UTO photographs Pee-Wee and his various tattoos since he is unknown to the offi cers. They document his name and let him go. Surprisingly, the contact ends in a handshake, as do many of the others we would experience during our time with the police. While UTO “rolls big” and carries enough ammunition for a prolonged fi refi ght, they also show remarkable courtesy and respect to the citizens they come in contact with.
We are walking back to the truck when several UTO offi cers begin shouting and sprinting towards an open-air market. Out of instinct we break into a run to follow the action. It seems they have spotted a known sicario—an assassin. Through the stalls selling brightly colored hammocks, dried fi sh and handicrafts, the police pursue the individual while shouting rapid-fi re Spanish. Although much younger than the offi cers, he is not faster and is quickly caught. He is twenty-one years old and a member of the 18th Street gang. Scars over his chest and stomach tell the story of his violent youth. I count three scarred-over gunshot wounds and one scar that appears to be from the business end of a machete.
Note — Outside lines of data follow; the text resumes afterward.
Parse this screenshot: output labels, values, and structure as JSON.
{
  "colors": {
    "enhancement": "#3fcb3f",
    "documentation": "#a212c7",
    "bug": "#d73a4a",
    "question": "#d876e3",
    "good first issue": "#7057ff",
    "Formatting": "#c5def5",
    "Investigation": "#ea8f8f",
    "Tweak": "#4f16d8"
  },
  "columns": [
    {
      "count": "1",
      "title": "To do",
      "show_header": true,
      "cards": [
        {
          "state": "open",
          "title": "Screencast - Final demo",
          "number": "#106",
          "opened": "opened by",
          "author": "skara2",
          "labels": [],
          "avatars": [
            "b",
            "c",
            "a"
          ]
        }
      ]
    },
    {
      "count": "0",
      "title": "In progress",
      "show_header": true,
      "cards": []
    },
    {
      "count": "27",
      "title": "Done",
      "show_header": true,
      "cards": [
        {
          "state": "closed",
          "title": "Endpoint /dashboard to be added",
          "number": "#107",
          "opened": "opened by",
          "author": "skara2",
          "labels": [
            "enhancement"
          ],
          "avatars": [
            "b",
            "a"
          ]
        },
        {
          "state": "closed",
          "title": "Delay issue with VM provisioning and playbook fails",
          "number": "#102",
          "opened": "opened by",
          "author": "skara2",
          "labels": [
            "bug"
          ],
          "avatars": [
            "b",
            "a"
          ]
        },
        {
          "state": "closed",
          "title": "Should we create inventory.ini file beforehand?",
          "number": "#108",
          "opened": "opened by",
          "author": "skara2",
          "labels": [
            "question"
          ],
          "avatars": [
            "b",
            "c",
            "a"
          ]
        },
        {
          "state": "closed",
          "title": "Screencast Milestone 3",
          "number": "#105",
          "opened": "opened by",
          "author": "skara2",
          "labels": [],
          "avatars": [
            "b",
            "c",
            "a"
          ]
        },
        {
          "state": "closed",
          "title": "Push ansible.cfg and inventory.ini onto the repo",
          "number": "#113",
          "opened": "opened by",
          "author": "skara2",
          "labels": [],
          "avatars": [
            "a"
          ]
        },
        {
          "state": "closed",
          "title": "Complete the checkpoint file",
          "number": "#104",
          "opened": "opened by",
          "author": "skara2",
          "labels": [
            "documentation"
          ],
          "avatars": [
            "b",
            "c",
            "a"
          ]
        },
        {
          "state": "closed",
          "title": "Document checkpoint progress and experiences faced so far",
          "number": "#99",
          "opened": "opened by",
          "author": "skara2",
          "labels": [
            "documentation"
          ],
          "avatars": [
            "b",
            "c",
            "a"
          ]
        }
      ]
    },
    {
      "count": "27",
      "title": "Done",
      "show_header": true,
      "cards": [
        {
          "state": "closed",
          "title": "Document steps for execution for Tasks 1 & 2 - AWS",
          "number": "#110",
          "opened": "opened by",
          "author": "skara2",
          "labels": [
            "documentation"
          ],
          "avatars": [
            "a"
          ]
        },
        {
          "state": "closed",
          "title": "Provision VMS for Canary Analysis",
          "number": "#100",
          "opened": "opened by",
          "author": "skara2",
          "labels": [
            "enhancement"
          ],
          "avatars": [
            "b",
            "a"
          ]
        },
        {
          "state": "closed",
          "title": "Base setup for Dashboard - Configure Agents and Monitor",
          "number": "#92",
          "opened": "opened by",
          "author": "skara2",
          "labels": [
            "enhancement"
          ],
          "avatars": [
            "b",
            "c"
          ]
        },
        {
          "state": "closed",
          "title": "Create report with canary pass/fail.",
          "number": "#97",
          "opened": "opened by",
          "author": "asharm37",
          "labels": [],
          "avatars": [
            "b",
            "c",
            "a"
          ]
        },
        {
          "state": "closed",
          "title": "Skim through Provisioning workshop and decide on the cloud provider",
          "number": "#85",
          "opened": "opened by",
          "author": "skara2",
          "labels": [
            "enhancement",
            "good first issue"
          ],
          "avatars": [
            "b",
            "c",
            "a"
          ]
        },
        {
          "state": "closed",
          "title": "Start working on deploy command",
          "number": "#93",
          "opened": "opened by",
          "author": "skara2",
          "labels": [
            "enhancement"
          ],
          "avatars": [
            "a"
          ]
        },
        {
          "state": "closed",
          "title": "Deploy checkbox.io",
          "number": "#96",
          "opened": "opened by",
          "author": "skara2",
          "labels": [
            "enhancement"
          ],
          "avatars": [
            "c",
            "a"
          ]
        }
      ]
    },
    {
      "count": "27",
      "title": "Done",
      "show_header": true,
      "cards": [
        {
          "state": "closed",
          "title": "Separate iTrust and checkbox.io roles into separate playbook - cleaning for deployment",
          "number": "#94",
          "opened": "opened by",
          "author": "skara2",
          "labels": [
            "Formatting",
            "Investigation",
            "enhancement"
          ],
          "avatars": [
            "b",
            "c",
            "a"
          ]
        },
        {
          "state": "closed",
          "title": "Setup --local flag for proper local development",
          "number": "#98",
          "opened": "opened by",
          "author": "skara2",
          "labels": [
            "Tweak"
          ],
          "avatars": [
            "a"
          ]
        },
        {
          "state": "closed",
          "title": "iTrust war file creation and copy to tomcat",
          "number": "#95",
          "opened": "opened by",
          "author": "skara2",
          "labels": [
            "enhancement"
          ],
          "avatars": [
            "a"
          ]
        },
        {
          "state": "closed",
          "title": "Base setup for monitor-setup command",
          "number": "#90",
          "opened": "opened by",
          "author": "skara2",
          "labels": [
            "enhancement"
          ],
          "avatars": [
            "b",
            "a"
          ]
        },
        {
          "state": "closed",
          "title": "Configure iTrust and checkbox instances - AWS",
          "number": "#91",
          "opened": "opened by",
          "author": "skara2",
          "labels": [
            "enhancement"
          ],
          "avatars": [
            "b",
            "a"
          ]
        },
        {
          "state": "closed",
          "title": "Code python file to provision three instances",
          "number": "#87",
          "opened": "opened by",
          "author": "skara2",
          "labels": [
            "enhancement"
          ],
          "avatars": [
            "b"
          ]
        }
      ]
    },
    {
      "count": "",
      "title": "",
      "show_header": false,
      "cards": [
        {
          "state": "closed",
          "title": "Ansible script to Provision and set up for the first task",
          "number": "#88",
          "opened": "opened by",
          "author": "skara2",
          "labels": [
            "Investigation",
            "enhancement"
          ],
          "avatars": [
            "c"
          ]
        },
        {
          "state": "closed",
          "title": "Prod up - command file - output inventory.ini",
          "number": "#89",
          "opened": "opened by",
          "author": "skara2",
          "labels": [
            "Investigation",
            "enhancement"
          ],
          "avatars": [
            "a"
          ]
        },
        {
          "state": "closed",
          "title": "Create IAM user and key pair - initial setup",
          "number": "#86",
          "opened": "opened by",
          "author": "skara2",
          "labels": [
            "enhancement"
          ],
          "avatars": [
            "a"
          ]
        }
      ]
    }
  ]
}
Two of the gunshots are in the center of his chest and one would think they would have been fatal. (Looking at the placement of the wounds, I cannot help but be reminded of the two-to-the-chest, one-to-the-head “Failure Drill” practiced by law enforcement.) In his short life, he’s developed a reputation for being very effi cient with a knife and has killed at least seven rival gang members. Unfortunately, as is often the case, witnesses are too scared to testify against the assassin and after some more photo-taking and questioning, the police are forced to let him go since no one has been able to obtain an arrest warrant for him. Given the appearance of the life he is leading, he may very well not live long enough to face prosecution anyway.
This is our last encounter of the day and with that, our time with this welltrained unit comes safely to a close with the only shooting having been done with Jeff’s digital camera.
As I write this back in the United States, the dime-sized mosquito bites I received on my arms are almost a memory. It has been two weeks since my return from El Salvador and I am sitting at my desk contemplating what I gleaned from my trip. Gang violence, although a terrible problem in certain concentrated neighborhoods of El Salvador, is actually on the decline due to the proactive and effi cient work by the local police, something that cannot be said in most of the other countries of the world—including many parts of the United States. It should also not discourage the average tourist from visiting what is otherwise a beautiful country.
Hopefully the United States and El Salvador will continue to work hand in hand to combat these gangs since these two countries make up two sides of the same coin.